Heavy Rain ReviewPatrick Honeyman
Heavy Rain. A type of weather that we as Brits are pretty used to anytime of the year, living where we are in the world. It also happens to be the title of Quantic Dreams newest game for the PS3 and takes the bold step of further bridging the gap between games and film. Does their latest offering achieve such lofty ideals or does it end up wallowing among the has-beens of the attempts of former titles aiming for the same goal? Read on to find out.
Up until the games release Heavy Rain has been touted as a strongly story-driven game where you play as 4 different individuals wrapped up in the investigation of the Origami Killer; an individual who has the tendency to drown his victims (all young boys aged 10), place orchids on their chest and origami figures near their dead bodies. It certainly sounds the stuff of film noir and Quantic Dream are certainly going for this mood in the game with almost constantly grey skies and (as expected) lots of Heavy Rain.

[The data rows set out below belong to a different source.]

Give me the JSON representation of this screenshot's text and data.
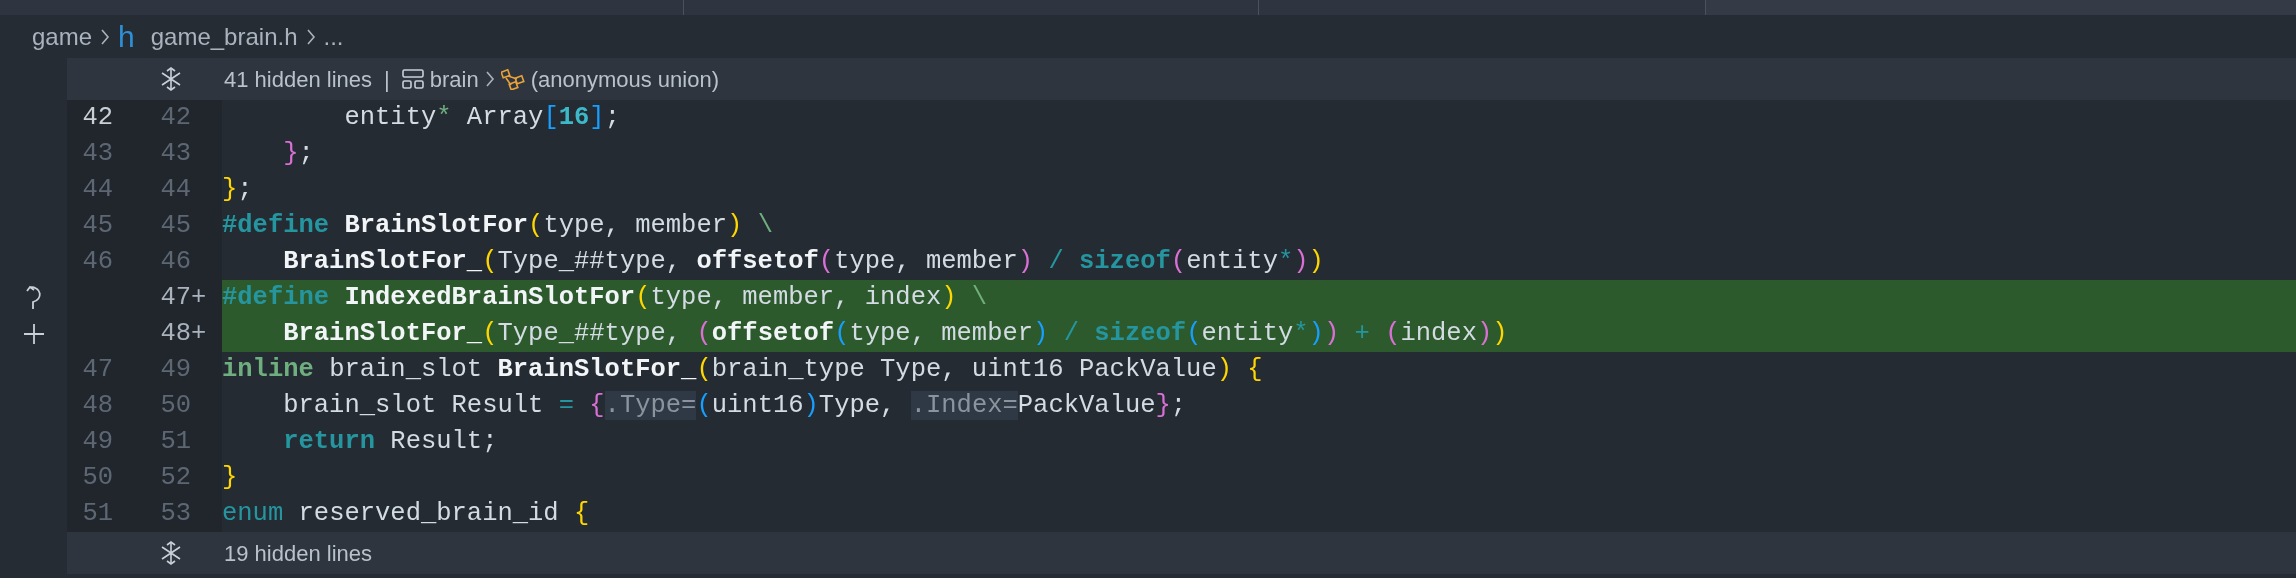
{
  "breadcrumb": [
    {
      "kind": "folder",
      "label": "game"
    },
    {
      "kind": "file",
      "icon": "h",
      "label": "game_brain.h"
    },
    {
      "kind": "more",
      "label": "..."
    }
  ],
  "top_fold": {
    "label": "41 hidden lines",
    "separator": "|",
    "path": [
      {
        "kind": "struct",
        "label": "brain"
      },
      {
        "kind": "union",
        "label": "(anonymous union)"
      }
    ]
  },
  "lines": [
    {
      "old": "42",
      "new": "42",
      "current": true,
      "added": false,
      "tokens": [
        {
          "kind": "plain",
          "s": "        entity"
        },
        {
          "kind": "green",
          "s": "*"
        },
        {
          "kind": "plain",
          "s": " Array"
        },
        {
          "kind": "blue",
          "s": "["
        },
        {
          "kind": "number",
          "s": "16"
        },
        {
          "kind": "blue",
          "s": "]"
        },
        {
          "kind": "plain",
          "s": ";"
        }
      ]
    },
    {
      "old": "43",
      "new": "43",
      "current": false,
      "added": false,
      "tokens": [
        {
          "kind": "pink",
          "s": "    }"
        },
        {
          "kind": "plain",
          "s": ";"
        }
      ]
    },
    {
      "old": "44",
      "new": "44",
      "current": false,
      "added": false,
      "tokens": [
        {
          "kind": "yellow",
          "s": "}"
        },
        {
          "kind": "plain",
          "s": ";"
        }
      ]
    },
    {
      "old": "45",
      "new": "45",
      "current": false,
      "added": false,
      "tokens": [
        {
          "kind": "keyword",
          "s": "#define "
        },
        {
          "kind": "func",
          "s": "BrainSlotFor"
        },
        {
          "kind": "yellow",
          "s": "("
        },
        {
          "kind": "plain",
          "s": "type, member"
        },
        {
          "kind": "yellow",
          "s": ") "
        },
        {
          "kind": "green",
          "s": "\\"
        }
      ]
    },
    {
      "old": "46",
      "new": "46",
      "current": false,
      "added": false,
      "tokens": [
        {
          "kind": "func",
          "s": "    BrainSlotFor_"
        },
        {
          "kind": "yellow",
          "s": "("
        },
        {
          "kind": "plain",
          "s": "Type_##type, "
        },
        {
          "kind": "func",
          "s": "offsetof"
        },
        {
          "kind": "pink",
          "s": "("
        },
        {
          "kind": "plain",
          "s": "type, member"
        },
        {
          "kind": "pink",
          "s": ") "
        },
        {
          "kind": "operator",
          "s": "/ "
        },
        {
          "kind": "keyword",
          "s": "sizeof"
        },
        {
          "kind": "pink",
          "s": "("
        },
        {
          "kind": "plain",
          "s": "entity"
        },
        {
          "kind": "operator",
          "s": "*"
        },
        {
          "kind": "pink",
          "s": ")"
        },
        {
          "kind": "yellow",
          "s": ")"
        }
      ]
    },
    {
      "new": "47",
      "marker": "+",
      "added": true,
      "tokens": [
        {
          "kind": "keyword",
          "s": "#define "
        },
        {
          "kind": "func",
          "s": "IndexedBrainSlotFor"
        },
        {
          "kind": "yellow",
          "s": "("
        },
        {
          "kind": "plain",
          "s": "type, member, index"
        },
        {
          "kind": "yellow",
          "s": ") "
        },
        {
          "kind": "green",
          "s": "\\"
        }
      ]
    },
    {
      "new": "48",
      "marker": "+",
      "added": true,
      "tokens": [
        {
          "kind": "func",
          "s": "    BrainSlotFor_"
        },
        {
          "kind": "yellow",
          "s": "("
        },
        {
          "kind": "plain",
          "s": "Type_##type, "
        },
        {
          "kind": "pink",
          "s": "("
        },
        {
          "kind": "func",
          "s": "offsetof"
        },
        {
          "kind": "blue",
          "s": "("
        },
        {
          "kind": "plain",
          "s": "type, member"
        },
        {
          "kind": "blue",
          "s": ") "
        },
        {
          "kind": "operator",
          "s": "/ "
        },
        {
          "kind": "keyword",
          "s": "sizeof"
        },
        {
          "kind": "blue",
          "s": "("
        },
        {
          "kind": "plain",
          "s": "entity"
        },
        {
          "kind": "operator",
          "s": "*"
        },
        {
          "kind": "blue",
          "s": ")"
        },
        {
          "kind": "pink",
          "s": ")"
        },
        {
          "kind": "operator",
          "s": " + "
        },
        {
          "kind": "pink",
          "s": "("
        },
        {
          "kind": "plain",
          "s": "index"
        },
        {
          "kind": "pink",
          "s": ")"
        },
        {
          "kind": "yellow",
          "s": ")"
        }
      ]
    },
    {
      "old": "47",
      "new": "49",
      "current": false,
      "added": false,
      "tokens": [
        {
          "kind": "green-bold",
          "s": "inline"
        },
        {
          "kind": "plain",
          "s": " brain_slot "
        },
        {
          "kind": "func",
          "s": "BrainSlotFor_"
        },
        {
          "kind": "yellow",
          "s": "("
        },
        {
          "kind": "plain",
          "s": "brain_type Type, uint16 PackValue"
        },
        {
          "kind": "yellow",
          "s": ") {"
        }
      ]
    },
    {
      "old": "48",
      "new": "50",
      "current": false,
      "added": false,
      "tokens": [
        {
          "kind": "plain",
          "s": "    brain_slot Result "
        },
        {
          "kind": "operator",
          "s": "= "
        },
        {
          "kind": "pink",
          "s": "{"
        },
        {
          "kind": "hint",
          "s": ".Type="
        },
        {
          "kind": "blue",
          "s": "("
        },
        {
          "kind": "plain",
          "s": "uint16"
        },
        {
          "kind": "blue",
          "s": ")"
        },
        {
          "kind": "plain",
          "s": "Type, "
        },
        {
          "kind": "hint",
          "s": ".Index="
        },
        {
          "kind": "plain",
          "s": "PackValue"
        },
        {
          "kind": "pink",
          "s": "}"
        },
        {
          "kind": "plain",
          "s": ";"
        }
      ]
    },
    {
      "old": "49",
      "new": "51",
      "current": false,
      "added": false,
      "tokens": [
        {
          "kind": "keyword",
          "s": "    return"
        },
        {
          "kind": "plain",
          "s": " Result;"
        }
      ]
    },
    {
      "old": "50",
      "new": "52",
      "current": false,
      "added": false,
      "tokens": [
        {
          "kind": "yellow",
          "s": "}"
        }
      ]
    },
    {
      "old": "51",
      "new": "53",
      "current": false,
      "added": false,
      "tokens": [
        {
          "kind": "operator",
          "s": "enum"
        },
        {
          "kind": "plain",
          "s": " reserved_brain_id "
        },
        {
          "kind": "yellow",
          "s": "{"
        }
      ]
    }
  ],
  "bottom_fold": {
    "label": "19 hidden lines"
  }
}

The opening to the game introduces you to one of the four individuals who you get to play through the game, architect Ethan Mars as he wakes up and gets prepared for his sons birthday. It is here that the game takes you through the basic controls and from the off you will see that this game aims to control like no other. Although reminiscent of quick-time events from other games, Heavy Rain aims to integrate you into the world the game presents to you as much as possible by commanding the actions the players do, from putting on clothes to laying the table, playing with Ethans sons to smooching up with the missus. It all serves to make you feel that you are the individual in the game, rather than just controlling them on a PS3 controller. The same can be said for the other three characters (journalist Madison Page, CIA agent Norman Jayden and Private Eye Scott Shelby) as you guide them through the various encounters they will go through as you play the game. Quantic Dream have done a really nice job of balancing the time between the characters here so as you are just about wondering when youll get back to the situation one of the other characters is in you pick up from where they left off last time.
Players can also hold the L2 button to either see what the character is thinking at any time or choose from the options available to pose questions at certain key points in the game. Although initially superficial it does serve a useful purpose such as in the interrogation scenes with Jayden and his rough around the edges partner or hinting at where Scott Shelby should be checking next. Its a nice and subtle way to ease the player along without having an obvious white arrow pop up on the screen and indicating THIS WAY to the player.
As expected, playing through the game allows you to familiarise yourself with the four main characters, their involvement in the main story, their motivations and what they are trying to achieve as you play through the different chapters. Although it has been reported that the story will continue on even if some of the key characters die you will no doubt be intrigued by their tales and eager to learn what makes them tick, hence aiming to keep them within the overall driving theme (at least the first time through). It is also interesting to note that characters choices in the game will affect the outcome of certain events and adds replay as you go back and pick a different option to last time in the same scene to see if it does play out any differently.
As far as graphics and sound are concerned in Heavy Rain players will be hard driven to find better among todays games. Characters and environments look really solid, highly detailed and most of all convincingly expressive. Seeing Ethan interact with his sons conveys the right emotions as does many other scenes through out the game and the music and sound effects hit all the right points for punctuating the games many captivating sections with a sweeping score and everything sounding as it should. Its the sort of attention to detail that makes you want to play Heavy Rain in a low-light or dark room just to enhance the experience.
As good as the game may be, as ever there are some downsides to it. Although the pace of the game is entirely intentional of Quantic Dream the game could still come across as too pedestrian for some. That there are no run buttons the player can use when playing Heavy Rain adds to the feeling that the player either needs to appreciate at the pace it is presented to them or not get involved at all. Fans of more fast-paced titles therefore may not have the patient to allow the games tale to unfold. Another issue is that once players have played through the game once, will they actually go back and play the game through again? Although you may want to see certain scenes go down another path, with the pace of the game players may want to leave Heavy Rain to the side for a few days before diving into its world once again and seeing how they go through the games story a second or third time. Finally, people who have purchased copies of the game have reported glitches they have encountered in the game where they would find that whilst playing the game would freeze or even worse, not allow you to load your previous save game to continue playing the game (a problem I myself encountered on a few occasions). At this moment in time I really can not comment on whether Quantic Dream/SONY intend to release a patch to rectify these issues but when you get such an involving game with a game-breaking glitch such as this that does not allow you to continue playing the game you have paid for, I can only think that this a major oversight and literally prevents my future ability to enjoy the game. Hopefully in the near future the game will successfully be patched and all will be forgotten though.
Heavy Rain is a game that tries something bold and mostly succeeds in achieving it, all be it at the pace the games creators want you to experience it at. As far as games bridging the gap between this medium and that of film, Id say Heavy Rain brings us one step closer to realizing that whilst still remaining an exciting, involving and quite original gaming experience. Just make sure you dont get a glitch copy!
Disclosure: We are provided copies of games from the game companies for some games that we review.